This segment is wonderful for ESL classes. It can be expanded in
numerous ways, such as (1) role plays of classrooms from back home (2)
writing comparisons of their teachers and/or classrooms in the US and
and (3) defining appropriate classroom behavior
If you have Muslims or Koreans in the class, ask them not to explain
about the pictures until they have returned to their seats and are sharing
with their classmates.
In an ESL class, this exercise is wonderful to encourage students begin
to talk about their own cultures. A follow-up activity would be to have
students bring photos from their own culture and write their own
questions for their classmates to answer.
The Toolkit for Culture and Communication
BY DR. CAROL ARCHER
Toolkit A box for tools.
Tools Things that help a person to do a job.
Master Mechanic a person who is very good to work on cars or trucks
Ivy A type of vine or plant.
Craft a job
Module a chapter
On a daily basis each day
Stumbling block to problems
Expert guides professional leaders
To acquire to get
To invite to ask someone to do something or to go with you
Childhood the time of being a child
Knowledge what you know
Journey to go somewhere
Create to make, to build
Encounter to meet
Relationship to know another person very well
Skill to do something well
Alone by yourself
The Video: A Summary
In the video, Dr. Archer talks about the Toolkit for Culture and
Communication. She says the Toolkit is like the Toolkit of her father.
Her father was a Master mechanic. He worked on cars and went to
many places in his car. This Toolkit is your Toolkit. You use this
Toolkit to understand other cultures and to live better in the United
States or other countries. You learn to understand your “culture bumps”
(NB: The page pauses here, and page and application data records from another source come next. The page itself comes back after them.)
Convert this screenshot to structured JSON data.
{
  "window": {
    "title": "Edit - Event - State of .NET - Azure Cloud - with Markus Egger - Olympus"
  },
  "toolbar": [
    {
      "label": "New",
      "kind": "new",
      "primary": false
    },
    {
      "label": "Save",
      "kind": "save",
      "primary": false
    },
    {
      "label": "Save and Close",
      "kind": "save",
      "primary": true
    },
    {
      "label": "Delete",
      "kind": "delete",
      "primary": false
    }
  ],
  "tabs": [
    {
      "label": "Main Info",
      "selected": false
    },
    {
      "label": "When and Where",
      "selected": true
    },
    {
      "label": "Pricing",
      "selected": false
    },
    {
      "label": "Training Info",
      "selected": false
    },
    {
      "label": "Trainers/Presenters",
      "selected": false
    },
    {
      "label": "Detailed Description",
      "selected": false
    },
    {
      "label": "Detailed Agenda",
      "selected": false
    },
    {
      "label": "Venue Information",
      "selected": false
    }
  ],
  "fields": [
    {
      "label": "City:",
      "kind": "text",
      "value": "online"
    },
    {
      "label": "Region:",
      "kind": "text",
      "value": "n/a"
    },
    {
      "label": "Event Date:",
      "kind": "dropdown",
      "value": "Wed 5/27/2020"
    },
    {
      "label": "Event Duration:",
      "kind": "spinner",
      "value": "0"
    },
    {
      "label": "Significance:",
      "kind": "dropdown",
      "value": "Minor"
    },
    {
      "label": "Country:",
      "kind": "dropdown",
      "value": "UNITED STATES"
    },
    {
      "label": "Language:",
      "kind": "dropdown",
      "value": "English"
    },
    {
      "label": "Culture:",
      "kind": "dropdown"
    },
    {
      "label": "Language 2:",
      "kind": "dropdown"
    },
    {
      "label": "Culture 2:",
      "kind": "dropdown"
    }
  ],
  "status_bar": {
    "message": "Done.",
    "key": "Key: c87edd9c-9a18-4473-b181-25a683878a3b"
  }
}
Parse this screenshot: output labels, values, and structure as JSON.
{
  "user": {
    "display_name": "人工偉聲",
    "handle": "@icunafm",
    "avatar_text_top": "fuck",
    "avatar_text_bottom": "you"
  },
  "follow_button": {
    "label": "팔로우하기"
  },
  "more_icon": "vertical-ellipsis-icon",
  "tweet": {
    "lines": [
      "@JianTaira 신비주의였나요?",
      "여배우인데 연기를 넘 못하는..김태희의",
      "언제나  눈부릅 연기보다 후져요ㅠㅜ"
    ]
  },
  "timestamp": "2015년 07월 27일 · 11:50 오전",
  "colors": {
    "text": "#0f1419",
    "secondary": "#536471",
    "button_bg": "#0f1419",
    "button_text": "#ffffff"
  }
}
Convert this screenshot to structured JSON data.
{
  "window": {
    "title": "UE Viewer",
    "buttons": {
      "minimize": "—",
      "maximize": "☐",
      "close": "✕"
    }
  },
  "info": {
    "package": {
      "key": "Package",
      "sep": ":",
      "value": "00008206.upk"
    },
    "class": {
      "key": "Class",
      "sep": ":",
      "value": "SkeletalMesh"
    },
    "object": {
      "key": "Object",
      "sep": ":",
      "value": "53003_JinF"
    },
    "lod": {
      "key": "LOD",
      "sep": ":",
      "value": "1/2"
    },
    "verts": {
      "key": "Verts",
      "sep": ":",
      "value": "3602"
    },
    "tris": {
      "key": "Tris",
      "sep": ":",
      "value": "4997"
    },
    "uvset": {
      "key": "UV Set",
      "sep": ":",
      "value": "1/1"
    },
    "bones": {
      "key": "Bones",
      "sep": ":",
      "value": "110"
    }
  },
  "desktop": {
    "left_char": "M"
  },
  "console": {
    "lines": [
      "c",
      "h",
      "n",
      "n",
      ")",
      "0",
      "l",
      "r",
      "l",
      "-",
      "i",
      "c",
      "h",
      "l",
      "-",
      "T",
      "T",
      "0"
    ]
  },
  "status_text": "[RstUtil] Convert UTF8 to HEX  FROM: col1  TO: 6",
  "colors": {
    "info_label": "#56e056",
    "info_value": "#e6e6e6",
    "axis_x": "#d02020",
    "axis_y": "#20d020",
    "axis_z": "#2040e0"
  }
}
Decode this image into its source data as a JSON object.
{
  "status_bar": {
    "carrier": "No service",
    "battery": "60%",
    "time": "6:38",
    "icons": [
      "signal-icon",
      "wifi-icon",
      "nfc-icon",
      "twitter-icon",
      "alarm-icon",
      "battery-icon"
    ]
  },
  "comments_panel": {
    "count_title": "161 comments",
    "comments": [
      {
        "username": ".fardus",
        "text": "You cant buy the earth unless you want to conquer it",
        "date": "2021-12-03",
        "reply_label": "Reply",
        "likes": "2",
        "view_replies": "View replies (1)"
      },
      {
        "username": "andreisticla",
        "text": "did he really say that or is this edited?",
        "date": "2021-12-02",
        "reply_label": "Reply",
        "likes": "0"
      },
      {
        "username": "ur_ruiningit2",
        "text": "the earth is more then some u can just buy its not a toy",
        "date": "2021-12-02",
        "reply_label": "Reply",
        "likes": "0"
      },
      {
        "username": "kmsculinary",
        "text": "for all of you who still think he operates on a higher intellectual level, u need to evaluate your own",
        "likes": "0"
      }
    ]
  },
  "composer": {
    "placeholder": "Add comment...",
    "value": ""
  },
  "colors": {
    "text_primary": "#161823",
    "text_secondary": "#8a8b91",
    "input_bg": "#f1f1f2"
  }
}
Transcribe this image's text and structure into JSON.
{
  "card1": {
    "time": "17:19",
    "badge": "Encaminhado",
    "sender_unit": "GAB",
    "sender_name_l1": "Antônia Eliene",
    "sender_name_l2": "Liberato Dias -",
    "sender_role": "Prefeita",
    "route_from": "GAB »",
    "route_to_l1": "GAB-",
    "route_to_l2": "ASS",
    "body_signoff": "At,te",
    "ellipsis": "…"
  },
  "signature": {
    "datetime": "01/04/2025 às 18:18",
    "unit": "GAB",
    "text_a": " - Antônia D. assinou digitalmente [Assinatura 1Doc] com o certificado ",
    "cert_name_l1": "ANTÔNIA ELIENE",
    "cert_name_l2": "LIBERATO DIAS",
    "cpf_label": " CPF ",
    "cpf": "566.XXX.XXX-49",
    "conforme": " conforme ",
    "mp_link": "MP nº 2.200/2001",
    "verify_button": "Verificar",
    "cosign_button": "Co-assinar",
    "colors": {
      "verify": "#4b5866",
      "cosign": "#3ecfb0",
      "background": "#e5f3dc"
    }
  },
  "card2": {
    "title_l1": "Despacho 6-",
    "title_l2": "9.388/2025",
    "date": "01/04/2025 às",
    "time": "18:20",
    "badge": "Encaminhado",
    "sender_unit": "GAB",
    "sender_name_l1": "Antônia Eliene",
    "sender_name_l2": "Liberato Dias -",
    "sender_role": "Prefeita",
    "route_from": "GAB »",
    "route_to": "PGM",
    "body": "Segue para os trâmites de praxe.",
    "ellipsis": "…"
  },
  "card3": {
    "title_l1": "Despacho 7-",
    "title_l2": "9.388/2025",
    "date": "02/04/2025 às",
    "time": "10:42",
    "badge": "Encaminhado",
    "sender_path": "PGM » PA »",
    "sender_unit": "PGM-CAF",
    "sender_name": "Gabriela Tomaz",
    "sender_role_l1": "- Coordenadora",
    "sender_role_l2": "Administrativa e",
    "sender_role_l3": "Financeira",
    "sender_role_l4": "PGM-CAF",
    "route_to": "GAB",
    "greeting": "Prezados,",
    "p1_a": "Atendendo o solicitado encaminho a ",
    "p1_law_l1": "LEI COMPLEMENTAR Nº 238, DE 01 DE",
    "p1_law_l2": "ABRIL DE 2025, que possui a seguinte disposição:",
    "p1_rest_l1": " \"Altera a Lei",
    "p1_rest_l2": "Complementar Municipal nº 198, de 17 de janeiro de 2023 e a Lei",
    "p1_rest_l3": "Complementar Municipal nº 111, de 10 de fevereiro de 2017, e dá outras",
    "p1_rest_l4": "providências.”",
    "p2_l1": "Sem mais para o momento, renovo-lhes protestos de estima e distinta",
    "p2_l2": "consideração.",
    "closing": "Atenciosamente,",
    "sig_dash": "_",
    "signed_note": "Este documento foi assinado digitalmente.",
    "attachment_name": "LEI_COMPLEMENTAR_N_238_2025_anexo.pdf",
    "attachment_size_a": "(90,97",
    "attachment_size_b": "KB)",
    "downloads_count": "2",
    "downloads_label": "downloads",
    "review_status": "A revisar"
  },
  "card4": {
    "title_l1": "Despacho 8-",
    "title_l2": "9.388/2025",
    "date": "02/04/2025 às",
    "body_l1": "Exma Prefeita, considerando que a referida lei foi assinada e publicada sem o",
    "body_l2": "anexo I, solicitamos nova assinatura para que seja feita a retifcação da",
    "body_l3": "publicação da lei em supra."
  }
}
(when your culture is different from American culture or other people’s
culture.). You learn what to do when you have a culture bump. You
learn to understand yourself and to help yourself feel better. You learn
how to make friends from all cultures. In the video, you have expert
guides to help you learn these things. The expert guides are Mazen
from Syria, Buki from Venezuela, Eric from Taiwan, Josh from the USA,
Katie from Korea and Jama from Somalia.
Now, read along as your teacher reads the introduction first. Listen for
the vocabulary words.
ALTERNATE: Write the vocabulary words on cards and
have students raise the card as they hear it used.
How many modules (chapters) are in the Toolkit for Culture and Communication?
What was her father’s job?
What does the Toolkit for Culture and Communication teach you?
Name three differences between people.
What are three more words for father in English?
How is the Toolkit for Culture and Communication the same as the
toolkit in the video? How is it different?
List the countries that the Culture Bump Guides come from.
What are the countries that your classmates come from?
The Space Ship Perception: Workbook
Remember the word suppose simply means what do you think.
A Reading on Perceptions: Workbook
On page five of the workbook, the reading says that people from
different cultures or different families do not “see” things the same.
There are five things that people see differently. They are:
1.What we see. When we go to a new place, we do not see the same
things that people there see, and, at the same time, we pay attention
to things that we did not see back home.
2.Sometimes we pay attention to sounds, sights, or smells that we did
not have back home.
3.Words have different meanings in different languages. For example,
gordo in Spanish can be a nickname while its translation in English,
fat, is bad to say to people.
4.Our idea of what is good is sometimes different from other people.
5.Our culture teaches us how to be respectful, nice and friendly.